Segment Start: Source records

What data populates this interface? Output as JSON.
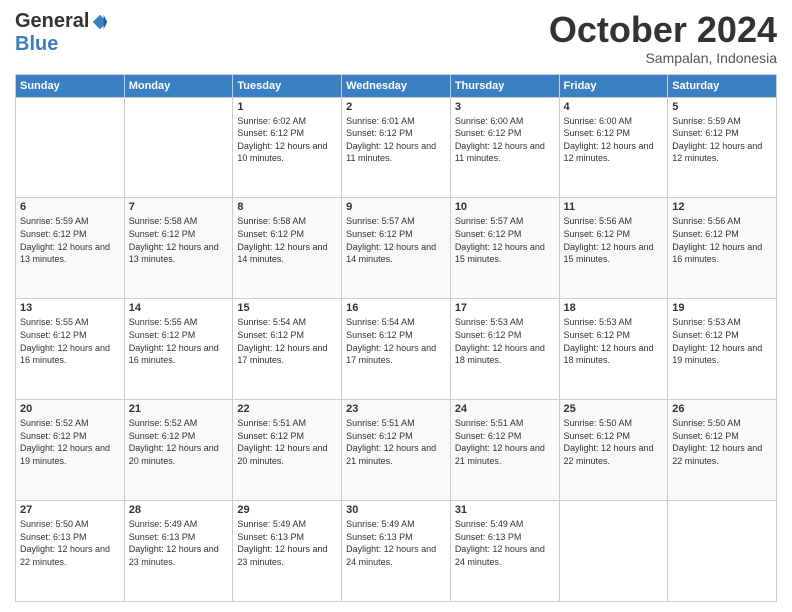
{
  "logo": {
    "general": "General",
    "blue": "Blue"
  },
  "header": {
    "month": "October 2024",
    "location": "Sampalan, Indonesia"
  },
  "days_of_week": [
    "Sunday",
    "Monday",
    "Tuesday",
    "Wednesday",
    "Thursday",
    "Friday",
    "Saturday"
  ],
  "weeks": [
    [
      {
        "day": "",
        "info": ""
      },
      {
        "day": "",
        "info": ""
      },
      {
        "day": "1",
        "info": "Sunrise: 6:02 AM\nSunset: 6:12 PM\nDaylight: 12 hours and 10 minutes."
      },
      {
        "day": "2",
        "info": "Sunrise: 6:01 AM\nSunset: 6:12 PM\nDaylight: 12 hours and 11 minutes."
      },
      {
        "day": "3",
        "info": "Sunrise: 6:00 AM\nSunset: 6:12 PM\nDaylight: 12 hours and 11 minutes."
      },
      {
        "day": "4",
        "info": "Sunrise: 6:00 AM\nSunset: 6:12 PM\nDaylight: 12 hours and 12 minutes."
      },
      {
        "day": "5",
        "info": "Sunrise: 5:59 AM\nSunset: 6:12 PM\nDaylight: 12 hours and 12 minutes."
      }
    ],
    [
      {
        "day": "6",
        "info": "Sunrise: 5:59 AM\nSunset: 6:12 PM\nDaylight: 12 hours and 13 minutes."
      },
      {
        "day": "7",
        "info": "Sunrise: 5:58 AM\nSunset: 6:12 PM\nDaylight: 12 hours and 13 minutes."
      },
      {
        "day": "8",
        "info": "Sunrise: 5:58 AM\nSunset: 6:12 PM\nDaylight: 12 hours and 14 minutes."
      },
      {
        "day": "9",
        "info": "Sunrise: 5:57 AM\nSunset: 6:12 PM\nDaylight: 12 hours and 14 minutes."
      },
      {
        "day": "10",
        "info": "Sunrise: 5:57 AM\nSunset: 6:12 PM\nDaylight: 12 hours and 15 minutes."
      },
      {
        "day": "11",
        "info": "Sunrise: 5:56 AM\nSunset: 6:12 PM\nDaylight: 12 hours and 15 minutes."
      },
      {
        "day": "12",
        "info": "Sunrise: 5:56 AM\nSunset: 6:12 PM\nDaylight: 12 hours and 16 minutes."
      }
    ],
    [
      {
        "day": "13",
        "info": "Sunrise: 5:55 AM\nSunset: 6:12 PM\nDaylight: 12 hours and 16 minutes."
      },
      {
        "day": "14",
        "info": "Sunrise: 5:55 AM\nSunset: 6:12 PM\nDaylight: 12 hours and 16 minutes."
      },
      {
        "day": "15",
        "info": "Sunrise: 5:54 AM\nSunset: 6:12 PM\nDaylight: 12 hours and 17 minutes."
      },
      {
        "day": "16",
        "info": "Sunrise: 5:54 AM\nSunset: 6:12 PM\nDaylight: 12 hours and 17 minutes."
      },
      {
        "day": "17",
        "info": "Sunrise: 5:53 AM\nSunset: 6:12 PM\nDaylight: 12 hours and 18 minutes."
      },
      {
        "day": "18",
        "info": "Sunrise: 5:53 AM\nSunset: 6:12 PM\nDaylight: 12 hours and 18 minutes."
      },
      {
        "day": "19",
        "info": "Sunrise: 5:53 AM\nSunset: 6:12 PM\nDaylight: 12 hours and 19 minutes."
      }
    ],
    [
      {
        "day": "20",
        "info": "Sunrise: 5:52 AM\nSunset: 6:12 PM\nDaylight: 12 hours and 19 minutes."
      },
      {
        "day": "21",
        "info": "Sunrise: 5:52 AM\nSunset: 6:12 PM\nDaylight: 12 hours and 20 minutes."
      },
      {
        "day": "22",
        "info": "Sunrise: 5:51 AM\nSunset: 6:12 PM\nDaylight: 12 hours and 20 minutes."
      },
      {
        "day": "23",
        "info": "Sunrise: 5:51 AM\nSunset: 6:12 PM\nDaylight: 12 hours and 21 minutes."
      },
      {
        "day": "24",
        "info": "Sunrise: 5:51 AM\nSunset: 6:12 PM\nDaylight: 12 hours and 21 minutes."
      },
      {
        "day": "25",
        "info": "Sunrise: 5:50 AM\nSunset: 6:12 PM\nDaylight: 12 hours and 22 minutes."
      },
      {
        "day": "26",
        "info": "Sunrise: 5:50 AM\nSunset: 6:12 PM\nDaylight: 12 hours and 22 minutes."
      }
    ],
    [
      {
        "day": "27",
        "info": "Sunrise: 5:50 AM\nSunset: 6:13 PM\nDaylight: 12 hours and 22 minutes."
      },
      {
        "day": "28",
        "info": "Sunrise: 5:49 AM\nSunset: 6:13 PM\nDaylight: 12 hours and 23 minutes."
      },
      {
        "day": "29",
        "info": "Sunrise: 5:49 AM\nSunset: 6:13 PM\nDaylight: 12 hours and 23 minutes."
      },
      {
        "day": "30",
        "info": "Sunrise: 5:49 AM\nSunset: 6:13 PM\nDaylight: 12 hours and 24 minutes."
      },
      {
        "day": "31",
        "info": "Sunrise: 5:49 AM\nSunset: 6:13 PM\nDaylight: 12 hours and 24 minutes."
      },
      {
        "day": "",
        "info": ""
      },
      {
        "day": "",
        "info": ""
      }
    ]
  ]
}
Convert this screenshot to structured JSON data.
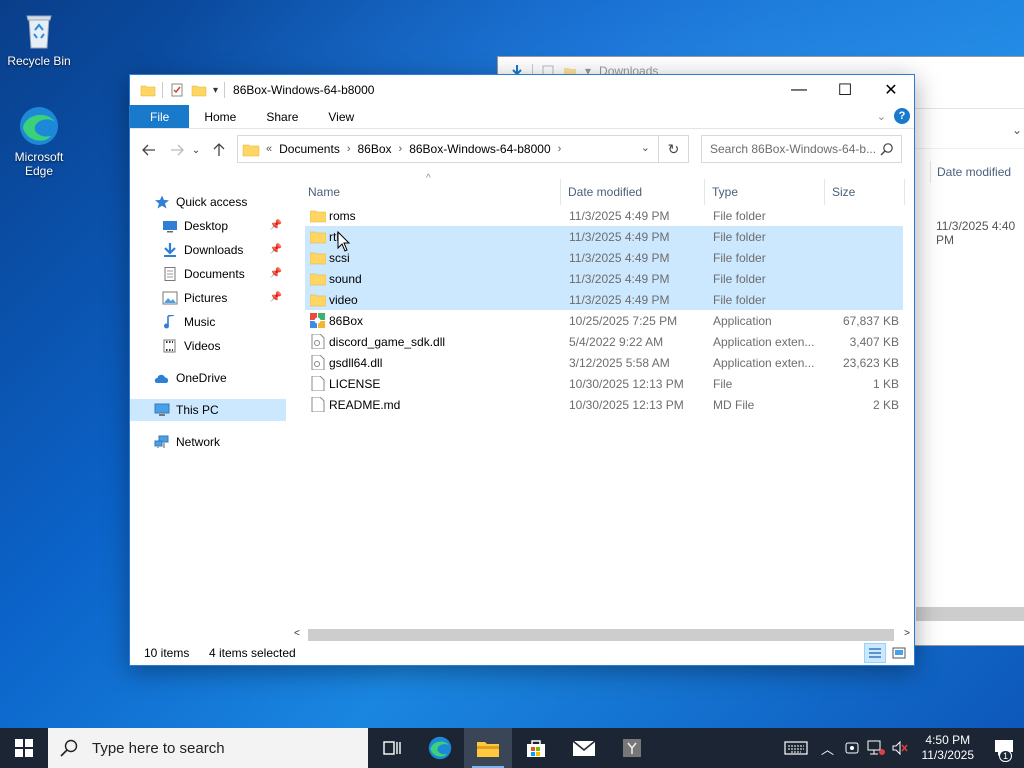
{
  "desktop": {
    "icons": [
      {
        "label": "Recycle Bin",
        "icon": "recycle-bin-icon"
      },
      {
        "label": "Microsoft Edge",
        "icon": "edge-icon"
      }
    ]
  },
  "background_window": {
    "title": "Downloads",
    "column_date_modified": "Date modified",
    "visible_value": "11/3/2025 4:40 PM"
  },
  "window": {
    "title": "86Box-Windows-64-b8000",
    "controls": {
      "minimize": "—",
      "maximize": "☐",
      "close": "✕"
    },
    "ribbon": {
      "tabs": [
        {
          "label": "File",
          "active": true
        },
        {
          "label": "Home"
        },
        {
          "label": "Share"
        },
        {
          "label": "View"
        }
      ]
    },
    "address": {
      "overflow": "«",
      "crumbs": [
        "Documents",
        "86Box",
        "86Box-Windows-64-b8000"
      ]
    },
    "search": {
      "placeholder": "Search 86Box-Windows-64-b..."
    },
    "navpane": {
      "items": [
        {
          "label": "Quick access",
          "icon": "star-icon"
        },
        {
          "label": "Desktop",
          "icon": "desktop-icon",
          "pinned": true
        },
        {
          "label": "Downloads",
          "icon": "download-arrow-icon",
          "pinned": true
        },
        {
          "label": "Documents",
          "icon": "document-icon",
          "pinned": true
        },
        {
          "label": "Pictures",
          "icon": "pictures-icon",
          "pinned": true
        },
        {
          "label": "Music",
          "icon": "music-note-icon"
        },
        {
          "label": "Videos",
          "icon": "video-icon"
        },
        {
          "label": "OneDrive",
          "icon": "cloud-icon"
        },
        {
          "label": "This PC",
          "icon": "computer-icon",
          "selected": true
        },
        {
          "label": "Network",
          "icon": "network-icon"
        }
      ]
    },
    "columns": {
      "name": "Name",
      "date": "Date modified",
      "type": "Type",
      "size": "Size"
    },
    "files": [
      {
        "name": "roms",
        "date": "11/3/2025 4:49 PM",
        "type": "File folder",
        "size": "",
        "icon": "folder-icon",
        "selected": false
      },
      {
        "name": "rtl",
        "date": "11/3/2025 4:49 PM",
        "type": "File folder",
        "size": "",
        "icon": "folder-icon",
        "selected": true
      },
      {
        "name": "scsi",
        "date": "11/3/2025 4:49 PM",
        "type": "File folder",
        "size": "",
        "icon": "folder-icon",
        "selected": true
      },
      {
        "name": "sound",
        "date": "11/3/2025 4:49 PM",
        "type": "File folder",
        "size": "",
        "icon": "folder-icon",
        "selected": true
      },
      {
        "name": "video",
        "date": "11/3/2025 4:49 PM",
        "type": "File folder",
        "size": "",
        "icon": "folder-icon",
        "selected": true
      },
      {
        "name": "86Box",
        "date": "10/25/2025 7:25 PM",
        "type": "Application",
        "size": "67,837 KB",
        "icon": "app-icon",
        "selected": false
      },
      {
        "name": "discord_game_sdk.dll",
        "date": "5/4/2022 9:22 AM",
        "type": "Application exten...",
        "size": "3,407 KB",
        "icon": "dll-icon",
        "selected": false
      },
      {
        "name": "gsdll64.dll",
        "date": "3/12/2025 5:58 AM",
        "type": "Application exten...",
        "size": "23,623 KB",
        "icon": "dll-icon",
        "selected": false
      },
      {
        "name": "LICENSE",
        "date": "10/30/2025 12:13 PM",
        "type": "File",
        "size": "1 KB",
        "icon": "file-icon",
        "selected": false
      },
      {
        "name": "README.md",
        "date": "10/30/2025 12:13 PM",
        "type": "MD File",
        "size": "2 KB",
        "icon": "file-icon",
        "selected": false
      }
    ],
    "status": {
      "count": "10 items",
      "selection": "4 items selected"
    }
  },
  "taskbar": {
    "search_placeholder": "Type here to search",
    "time": "4:50 PM",
    "date": "11/3/2025",
    "notification_count": "1"
  },
  "colors": {
    "accent": "#1979ca",
    "selection": "#cce8ff",
    "folder": "#ffd563",
    "taskbar": "#1b2533"
  }
}
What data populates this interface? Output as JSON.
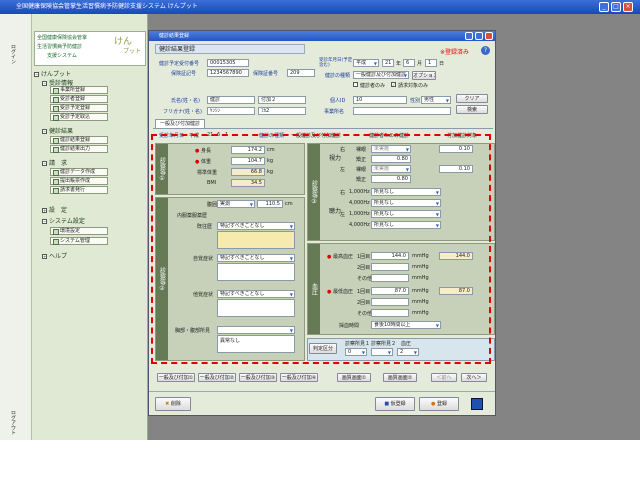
{
  "app": {
    "title": "全国健康保険協会管掌生活習慣病予防健診支援システム けんプット",
    "logo_l1": "全国健康保険協会管掌",
    "logo_l2": "生活習慣病予防健診",
    "logo_l3": "支援システム",
    "logo_brand": "けん",
    "logo_brand2": "プット",
    "strip_label": "ログイン",
    "strip_label2": "ログアウト"
  },
  "nav": {
    "root": "けんプット",
    "groups": [
      {
        "label": "受診情報",
        "items": [
          "事業所登録",
          "受診者登録",
          "受診予定登録",
          "受診予定取込"
        ]
      },
      {
        "label": "健診結果",
        "items": [
          "健診結果登録",
          "健診結果出力"
        ]
      },
      {
        "label": "請　求",
        "items": [
          "健診データ作成",
          "提出帳票作成",
          "請求書発行"
        ]
      },
      {
        "label": "設　定"
      },
      {
        "label": "システム設定",
        "items": [
          "環境設定",
          "システム管理"
        ]
      },
      {
        "label": "ヘルプ"
      }
    ]
  },
  "win": {
    "title": "健診結果登録",
    "section": "健診結果登録",
    "status": "※登録済み"
  },
  "form": {
    "no_label": "健診予定受付番号",
    "no": "00015305",
    "insurer_label": "保険証記号",
    "insurer": "1234567890",
    "insno_label": "保険証番号",
    "insno": "209",
    "date_label": "受診年月日(予定含む)",
    "era": "平成",
    "year": "21",
    "year_unit": "年",
    "month": "6",
    "month_unit": "月",
    "day": "1",
    "day_unit": "日",
    "type_label": "健診の種類",
    "type": "一般健診及び付加健診",
    "option_btn": "オプション",
    "chk1": "健診者のみ",
    "chk2": "請求対象のみ",
    "name_label": "氏名(姓・名)",
    "sei": "健診",
    "mei": "付加２",
    "kana_label": "フリガナ(姓・名)",
    "kana": "ｹﾝｼﾝ",
    "kana2": "ﾌｶ2",
    "id_label": "個人ID",
    "id": "10",
    "sex_label": "性別",
    "sex": "男性",
    "office_label": "事業所名",
    "clear_btn": "クリア",
    "search_btn": "検索"
  },
  "tabs": {
    "main": "一般及び付加健診"
  },
  "subrow": {
    "date": "受診年月日",
    "era": "平成",
    "y": "21",
    "m": "6",
    "d": "1",
    "type": "健診の種類",
    "typeval": "一般健診及び付加健診",
    "chk": "健診者ための健診",
    "chk2": "付加健診対象"
  },
  "body": {
    "section": "診察等①",
    "height": "身長",
    "height_v": "174.2",
    "weight": "体重",
    "weight_v": "104.7",
    "std": "標準体重",
    "std_v": "66.8",
    "bmi": "BMI",
    "bmi_v": "34.5",
    "unit_cm": "cm",
    "unit_kg": "kg",
    "waist": "腹囲",
    "waist_sel": "実測",
    "waist_v": "110.5"
  },
  "exam": {
    "section": "診察等②",
    "inner": "内服薬服薬歴",
    "hist": "既往歴",
    "hist_v": "特記すべきことなし",
    "subj": "自覚症状",
    "subj_v": "特記すべきことなし",
    "obj": "他覚症状",
    "obj_v": "特記すべきことなし",
    "chest": "胸部・腹部所見",
    "chest_v": "異常なし"
  },
  "vision": {
    "section": "診察等③",
    "right": "右",
    "left": "左",
    "naked": "裸眼",
    "corr": "矯正",
    "r_naked": "未実施",
    "r_corr": "0.80",
    "l_naked": "未実施",
    "l_corr": "0.80",
    "r_val": "0.10",
    "l_val": "0.10",
    "vlabel": "視力"
  },
  "hearing": {
    "label": "聴力",
    "r": "右",
    "l": "左",
    "f1": "1,000Hz",
    "f4": "4,000Hz",
    "v": "所見なし"
  },
  "bp": {
    "section": "血圧",
    "sys": "最高血圧",
    "dia": "最低血圧",
    "t1": "1回目",
    "t2": "2回目",
    "other": "その他",
    "sys1": "144.0",
    "sys_avg": "144.0",
    "dia1": "87.0",
    "dia_avg": "87.0",
    "unit": "mmHg",
    "meal_label": "採血時間",
    "meal": "食後10時間以上"
  },
  "judge": {
    "label": "判定区分",
    "l1": "診察所見１",
    "l2": "診察所見２",
    "l3": "血圧",
    "v1": "0",
    "v2": "",
    "v3": "2"
  },
  "bottom_tabs": [
    "一般及び付加①",
    "一般及び付加②",
    "一般及び付加③",
    "一般及び付加④",
    "画質画面①",
    "画質画面②",
    "＜前へ",
    "次へ＞"
  ],
  "footer": {
    "delete": "削除",
    "temp": "仮登録",
    "save": "登録"
  }
}
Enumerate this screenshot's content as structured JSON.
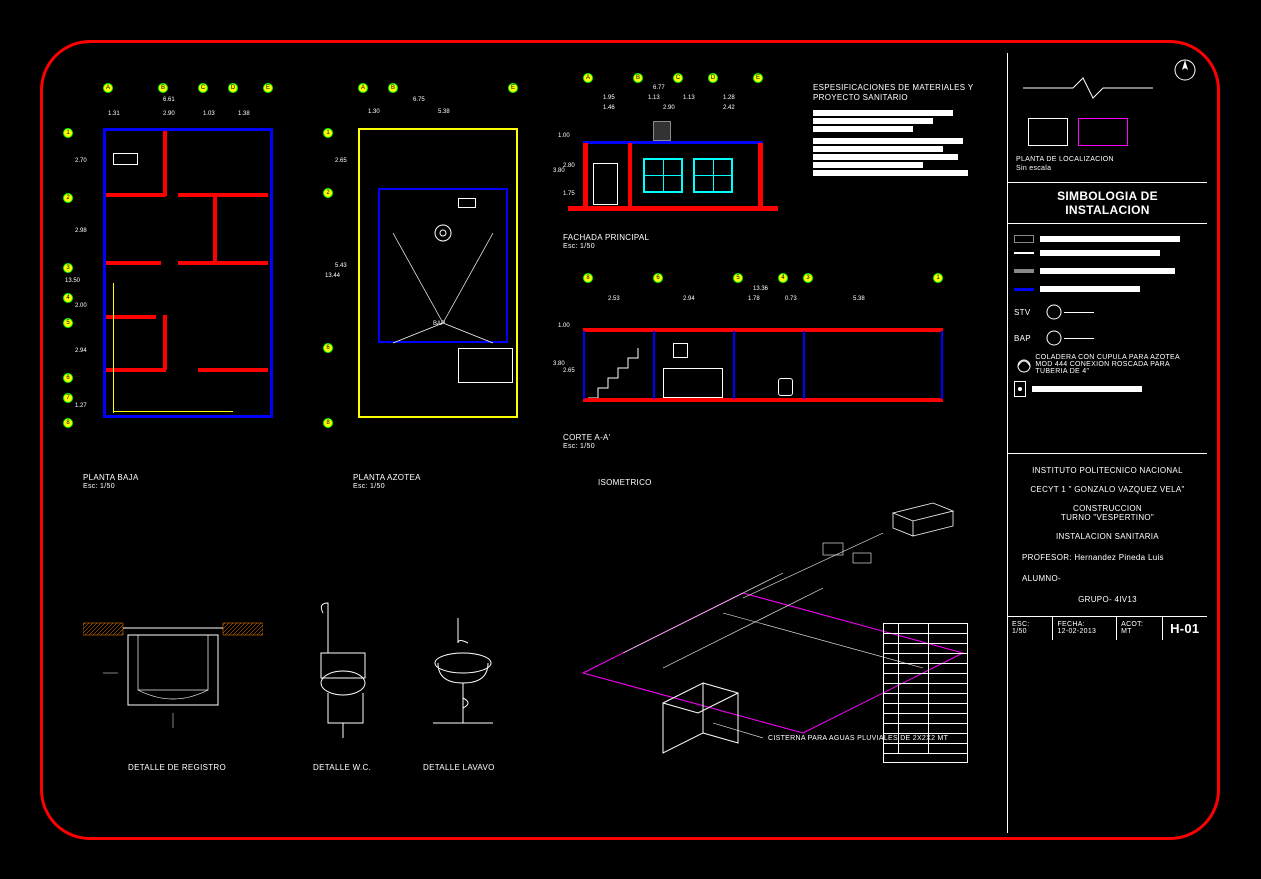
{
  "drawing": {
    "sheet_number": "H-01",
    "scale": "1/50",
    "date": "12-02-2013",
    "units": "MT",
    "scale_label": "ESC:",
    "date_label": "FECHA:",
    "units_label": "ACOT:"
  },
  "title_block": {
    "institution": "INSTITUTO POLITECNICO NACIONAL",
    "school": "CECYT 1 \" GONZALO VAZQUEZ VELA\"",
    "program": "CONSTRUCCION",
    "shift": "TURNO \"VESPERTINO\"",
    "subject": "INSTALACION SANITARIA",
    "professor_label": "PROFESOR:",
    "professor": "Hernandez Pineda Luis",
    "student_label": "ALUMNO-",
    "group_label": "GRUPO-",
    "group": "4IV13"
  },
  "legends": {
    "symbology_title": "SIMBOLOGIA DE INSTALACION",
    "location_plan": "PLANTA DE LOCALIZACION",
    "no_scale": "Sin escala",
    "stv": "STV",
    "bap": "BAP",
    "coladera": "COLADERA CON CUPULA PARA AZOTEA",
    "coladera2": "MOD 444 CONEXION ROSCADA PARA TUBERIA DE 4\"",
    "spec_title": "ESPESIFICACIONES DE MATERIALES Y PROYECTO SANITARIO"
  },
  "views": {
    "planta_baja": {
      "title": "PLANTA BAJA",
      "scale": "Esc: 1/50"
    },
    "planta_azotea": {
      "title": "PLANTA AZOTEA",
      "scale": "Esc: 1/50"
    },
    "fachada": {
      "title": "FACHADA PRINCIPAL",
      "scale": "Esc: 1/50"
    },
    "corte": {
      "title": "CORTE A-A'",
      "scale": "Esc: 1/50"
    },
    "iso": {
      "title": "ISOMETRICO"
    },
    "detalle_registro": {
      "title": "DETALLE DE REGISTRO"
    },
    "detalle_wc": {
      "title": "DETALLE W.C."
    },
    "detalle_lavabo": {
      "title": "DETALLE LAVAVO"
    },
    "cisterna": "CISTERNA PARA AGUAS PLUVIALES DE 2X2X2 MT",
    "bap_label": "BAP"
  },
  "dimensions": {
    "planta_baja": {
      "top_total": "6.61",
      "top": [
        "1.31",
        "2.90",
        "1.03",
        "1.38"
      ],
      "left_total": "13.50",
      "left": [
        "2.70",
        "2.98",
        "2.00",
        "2.94",
        "1.27"
      ],
      "grid_top": [
        "A",
        "B",
        "C",
        "D",
        "E"
      ],
      "grid_left": [
        "1",
        "2",
        "3",
        "4",
        "5",
        "6",
        "7",
        "8"
      ]
    },
    "planta_azotea": {
      "top_total": "6.75",
      "top": [
        "1.30",
        "5.38"
      ],
      "left_total": "13.44",
      "left": [
        "2.65",
        "5.43"
      ],
      "grid_top": [
        "A",
        "B",
        "E"
      ],
      "grid_left": [
        "1",
        "2",
        "6",
        "8"
      ]
    },
    "fachada": {
      "top_total": "6.77",
      "top": [
        "1.95",
        "1.13",
        "1.13",
        "1.28"
      ],
      "top2": [
        "1.46",
        "2.90",
        "2.42"
      ],
      "left_total": "3.80",
      "left": [
        "1.00",
        "2.80",
        "1.75"
      ],
      "grid_top": [
        "A",
        "B",
        "C",
        "D",
        "E"
      ]
    },
    "corte": {
      "top_total": "13.36",
      "top": [
        "2.53",
        "2.94",
        "1.78",
        "0.73",
        "5.38"
      ],
      "left_total": "3.80",
      "left": [
        "1.00",
        "2.65"
      ],
      "grid_top": [
        "8",
        "6",
        "5",
        "4",
        "3",
        "1"
      ]
    }
  }
}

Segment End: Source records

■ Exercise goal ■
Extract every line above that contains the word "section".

■ The completed task ■
    "section": "健診結果登録",
    "section": "診察等①",
    "section": "診察等②",
    "section": "診察等③",
    "section": "血圧",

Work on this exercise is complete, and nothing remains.